Civil disputes are normally brought before an ordinary court. The case must be brought before a court that is competent to hear it, see B below.
Ordinary courts comprise district courts, the High Courts and the Supreme Court. There are also three specialised courts which deal with civil cases: the Maritime and Commercial Court, the Industrial Tribunal and the Rent Tribunal. These courts' jurisdictions are described in greater detail under point C.
The ordinary courts are organised at three levels. The lowest level is made up of district courts, followed by the High Courts, with the Supreme Court at the highest level.
All civil cases must be brought before district courts. However, certain cases relating to business can be brought before the Maritime and Commercial Court.
The basic rule is that the case must be brought before the defendant's competent court. The competent court for natural persons is the district court whose jurisdiction covers their place of residence. The competent court for legal persons such as companies and associations is the district court whose jurisdiction covers the place where the head office is located.
There are a number of situations in which a case can be brought before a Danish court even if the defendant is not resident in Denmark. Certain civil cases can be brought before a Danish court even if the defendant's competent court is in a foreign country. Examples include cases relating to immovable property in Denmark or cases concerning contracts to be executed in this country. If the defendant is not resident here, the case can be brought in the place where the party concerned is currently located or, where appropriate, where that party was last resident or located.
As far as international cases are concerned, Denmark has acceded to the Brussels Convention and the Lugano Convention. Moreover, the European Community and Denmark have entered into a parallel agreement under which the rules set out in the Brussels I Regulation with effect from 1 July 2007 are applicable between Denmark and the other Member States.
There are a number of rules on jurisdiction under which cases can also be brought before a court other than the defendant's competent court. In addition, there are rules on alternative judicial venues in a number of international conventions and agreements to which Denmark is a party, namely the Brussels Convention, the Lugano Convention and the Brussels I Regulation (cf. the parallel agreement on the subject).
The main rules on alternative legal venues that are applicable in Denmark are listed below:

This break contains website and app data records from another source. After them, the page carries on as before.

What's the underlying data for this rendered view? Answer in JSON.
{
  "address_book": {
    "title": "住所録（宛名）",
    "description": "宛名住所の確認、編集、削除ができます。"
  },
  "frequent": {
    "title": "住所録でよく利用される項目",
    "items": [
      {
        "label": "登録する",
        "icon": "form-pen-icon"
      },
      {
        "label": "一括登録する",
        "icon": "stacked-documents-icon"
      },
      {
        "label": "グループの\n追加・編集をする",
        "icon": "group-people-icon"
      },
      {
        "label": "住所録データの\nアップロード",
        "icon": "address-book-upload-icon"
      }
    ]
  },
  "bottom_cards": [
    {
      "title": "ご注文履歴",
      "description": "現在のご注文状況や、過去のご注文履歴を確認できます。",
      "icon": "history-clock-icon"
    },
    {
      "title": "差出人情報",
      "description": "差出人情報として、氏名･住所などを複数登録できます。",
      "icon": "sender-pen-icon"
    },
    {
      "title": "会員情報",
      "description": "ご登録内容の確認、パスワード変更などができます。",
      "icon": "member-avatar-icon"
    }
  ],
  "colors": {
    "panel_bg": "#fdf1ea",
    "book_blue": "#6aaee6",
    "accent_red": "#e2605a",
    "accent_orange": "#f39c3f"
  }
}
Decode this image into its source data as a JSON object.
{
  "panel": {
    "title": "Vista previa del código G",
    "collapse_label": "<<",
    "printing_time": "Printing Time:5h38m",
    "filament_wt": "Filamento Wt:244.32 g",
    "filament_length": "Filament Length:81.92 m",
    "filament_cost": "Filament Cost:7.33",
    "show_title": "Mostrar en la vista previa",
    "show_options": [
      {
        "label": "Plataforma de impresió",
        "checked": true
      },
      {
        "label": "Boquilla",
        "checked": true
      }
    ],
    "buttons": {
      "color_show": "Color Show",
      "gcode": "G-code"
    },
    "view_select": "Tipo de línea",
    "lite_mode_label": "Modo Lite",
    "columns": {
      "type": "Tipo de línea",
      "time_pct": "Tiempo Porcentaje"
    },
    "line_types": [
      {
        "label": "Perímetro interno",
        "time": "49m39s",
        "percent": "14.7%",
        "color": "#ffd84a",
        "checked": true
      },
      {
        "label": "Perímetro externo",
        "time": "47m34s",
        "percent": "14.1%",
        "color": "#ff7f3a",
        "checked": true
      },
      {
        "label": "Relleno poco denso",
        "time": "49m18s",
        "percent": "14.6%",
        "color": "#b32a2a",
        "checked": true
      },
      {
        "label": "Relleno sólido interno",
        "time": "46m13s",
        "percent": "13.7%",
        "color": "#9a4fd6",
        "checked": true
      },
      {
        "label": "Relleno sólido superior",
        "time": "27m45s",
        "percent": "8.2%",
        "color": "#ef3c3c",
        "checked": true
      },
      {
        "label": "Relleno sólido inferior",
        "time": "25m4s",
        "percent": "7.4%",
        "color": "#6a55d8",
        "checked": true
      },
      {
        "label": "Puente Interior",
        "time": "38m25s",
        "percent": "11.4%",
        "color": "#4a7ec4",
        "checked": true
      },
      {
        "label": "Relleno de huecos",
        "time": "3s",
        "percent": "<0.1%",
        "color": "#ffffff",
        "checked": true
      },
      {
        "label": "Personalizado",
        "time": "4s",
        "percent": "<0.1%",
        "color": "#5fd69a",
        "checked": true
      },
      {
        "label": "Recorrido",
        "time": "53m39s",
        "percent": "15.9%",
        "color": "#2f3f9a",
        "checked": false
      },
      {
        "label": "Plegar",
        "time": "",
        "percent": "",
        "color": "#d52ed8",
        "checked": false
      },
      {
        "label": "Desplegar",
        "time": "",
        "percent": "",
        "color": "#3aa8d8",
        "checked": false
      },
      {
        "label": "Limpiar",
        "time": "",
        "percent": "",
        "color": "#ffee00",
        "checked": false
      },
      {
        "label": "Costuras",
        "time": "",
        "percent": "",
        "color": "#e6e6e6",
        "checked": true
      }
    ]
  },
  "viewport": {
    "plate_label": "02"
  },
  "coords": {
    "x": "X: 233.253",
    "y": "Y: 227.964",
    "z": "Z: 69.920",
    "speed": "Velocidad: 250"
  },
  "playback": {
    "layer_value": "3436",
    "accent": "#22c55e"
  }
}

Danish law contains a number of rules on exclusive jurisdiction which stipulate that certain civil cases must be brought before a particular court. There are also rules on exclusive jurisdiction in a number of international conventions and agreements to which Denmark has acceded, namely the Brussels Convention, the Lugano Convention and the Brussels I Regulation (cf. the parallel agreement on the subject). If a case is brought before a court other than that which has exclusive jurisdiction under the above rules, that court cannot deal with the case. The court will either refer the case to the appropriate court or reject it, if referral is impossible.
The principal rules on exclusive jurisdiction in Denmark are listed below:
The parties can enter into an agreement (an agreement on a judicial venue) to the effect that a case can or must be brought before a court (district court) other than the one dictated by the ordinary rules on jurisdiction. There are no formal requirements as regards agreements on judicial venues, such as that they must be in writing. However, previous agreements on judicial venues – that is, agreements entered into before the dispute arose – are not binding on consumers in cases concerning consumer agreements. It is possible to enter into a tacit agreement on the judicial venue, if, for instance, the defendant does not contest the court's jurisdiction in his statement of defence.
The court ensures, on its own initiative, that the case has not been brought in contravention of national or international rules on exclusive jurisdiction. However, it will not check on its own initiative whether the case has been brought in contravention of the general rule concerning the defendant's competent court, the rules on an alternative judicial venue or an agreement on the judicial venue. Objections to the court's jurisdiction must be set out in the defendant's statement of defence.
There are three specialised courts which deal with civil cases:
Last update: 16-12-2008